The list includes popular children's brands like paw patrol, power rangers and Disney princesses.
"We certainly don't want to take all these toys away," Patterson said.
In addition to being an audiologist, Patterson is a mom. So, she's found ways to make even the loudest of toys safe.
She says you can:
Put tape over speakers
Get inside the toy and put felt between speakers and where sound comes out
For toys like a hammer, she recommends covering the contact end with felt
Some parents limit loud toys by rotating them out
Or even skipping batteries in some of them.
The Toy Association sent the following statement to TODAY'S TMJ4:
"No toys intended for children and sold in the United States have been found to be dangerous based on their sound level.

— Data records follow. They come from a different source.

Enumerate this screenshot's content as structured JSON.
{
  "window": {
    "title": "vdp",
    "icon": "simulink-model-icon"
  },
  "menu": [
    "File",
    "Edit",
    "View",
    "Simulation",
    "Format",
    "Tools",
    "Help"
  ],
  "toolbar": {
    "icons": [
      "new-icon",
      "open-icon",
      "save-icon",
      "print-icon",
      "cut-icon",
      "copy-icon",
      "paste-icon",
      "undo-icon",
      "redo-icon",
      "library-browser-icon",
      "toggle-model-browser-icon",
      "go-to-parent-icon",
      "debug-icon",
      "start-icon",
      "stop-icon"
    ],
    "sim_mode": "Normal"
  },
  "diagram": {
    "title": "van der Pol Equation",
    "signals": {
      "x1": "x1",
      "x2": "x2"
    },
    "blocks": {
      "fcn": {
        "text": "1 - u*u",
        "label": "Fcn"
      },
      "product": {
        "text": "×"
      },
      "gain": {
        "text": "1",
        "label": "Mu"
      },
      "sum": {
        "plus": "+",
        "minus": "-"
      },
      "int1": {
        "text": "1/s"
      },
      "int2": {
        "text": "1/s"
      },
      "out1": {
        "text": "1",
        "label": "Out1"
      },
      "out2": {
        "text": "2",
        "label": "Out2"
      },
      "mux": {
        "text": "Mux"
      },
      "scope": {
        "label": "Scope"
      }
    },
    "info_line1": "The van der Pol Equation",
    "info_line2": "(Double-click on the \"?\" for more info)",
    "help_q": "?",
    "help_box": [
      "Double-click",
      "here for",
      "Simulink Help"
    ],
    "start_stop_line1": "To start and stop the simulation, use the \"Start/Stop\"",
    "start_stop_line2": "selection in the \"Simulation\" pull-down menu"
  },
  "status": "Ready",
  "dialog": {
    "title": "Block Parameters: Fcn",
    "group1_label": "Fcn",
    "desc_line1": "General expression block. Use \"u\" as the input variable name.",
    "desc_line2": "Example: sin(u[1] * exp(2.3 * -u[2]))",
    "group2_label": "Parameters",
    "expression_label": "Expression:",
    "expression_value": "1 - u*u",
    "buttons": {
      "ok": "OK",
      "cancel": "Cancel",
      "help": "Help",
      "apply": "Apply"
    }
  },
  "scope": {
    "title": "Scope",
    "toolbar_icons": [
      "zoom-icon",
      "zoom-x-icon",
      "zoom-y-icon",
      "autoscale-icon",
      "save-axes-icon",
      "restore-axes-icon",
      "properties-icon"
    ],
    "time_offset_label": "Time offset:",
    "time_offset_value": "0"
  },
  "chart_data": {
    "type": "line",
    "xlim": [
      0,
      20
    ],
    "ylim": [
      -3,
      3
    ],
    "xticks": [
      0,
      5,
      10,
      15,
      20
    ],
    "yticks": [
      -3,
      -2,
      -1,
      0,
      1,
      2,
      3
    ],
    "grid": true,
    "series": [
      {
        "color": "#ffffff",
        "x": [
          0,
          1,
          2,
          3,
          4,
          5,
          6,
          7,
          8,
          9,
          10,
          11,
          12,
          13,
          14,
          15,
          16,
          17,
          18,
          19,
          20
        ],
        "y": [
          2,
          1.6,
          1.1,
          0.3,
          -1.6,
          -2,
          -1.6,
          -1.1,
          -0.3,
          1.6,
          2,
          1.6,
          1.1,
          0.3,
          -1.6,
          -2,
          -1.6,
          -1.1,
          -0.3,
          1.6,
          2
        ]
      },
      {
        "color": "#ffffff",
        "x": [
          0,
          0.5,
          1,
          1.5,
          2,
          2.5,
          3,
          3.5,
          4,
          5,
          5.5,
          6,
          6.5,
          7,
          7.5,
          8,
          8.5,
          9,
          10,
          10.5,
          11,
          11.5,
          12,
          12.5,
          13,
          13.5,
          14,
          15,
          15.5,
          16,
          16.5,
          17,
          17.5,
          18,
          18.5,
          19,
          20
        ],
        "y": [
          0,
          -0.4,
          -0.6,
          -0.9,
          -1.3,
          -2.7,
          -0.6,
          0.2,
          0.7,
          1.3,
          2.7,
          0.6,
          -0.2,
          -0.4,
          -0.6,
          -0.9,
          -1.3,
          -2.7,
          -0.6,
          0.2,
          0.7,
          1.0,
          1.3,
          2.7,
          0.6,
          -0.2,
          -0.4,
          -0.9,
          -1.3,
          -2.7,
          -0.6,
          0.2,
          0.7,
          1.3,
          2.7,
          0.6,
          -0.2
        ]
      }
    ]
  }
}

Toys sold in this country are required to comply with standards that include limits on sound level output.
Consistent with its concern for the safety and well-being of all children, in developing these standards the toy industry turned to a noted audiologist and expert on child and adolescent hearing for input, guidance, and leadership. The acoustic standard is included in ASTM F963, the toy safety standard that is federal law in the U.S. and has been modeled internationally.
Parents are reminded to listen to toys that make sounds before purchasing them to make sure they are appropriate for their children and fit within their family environment. Since children’s toys on store shelves already comply with limits on sound level, choosing toys with an “acceptable” level of sound is a matter of personal preference. Always look for a volume control or an on/off switch."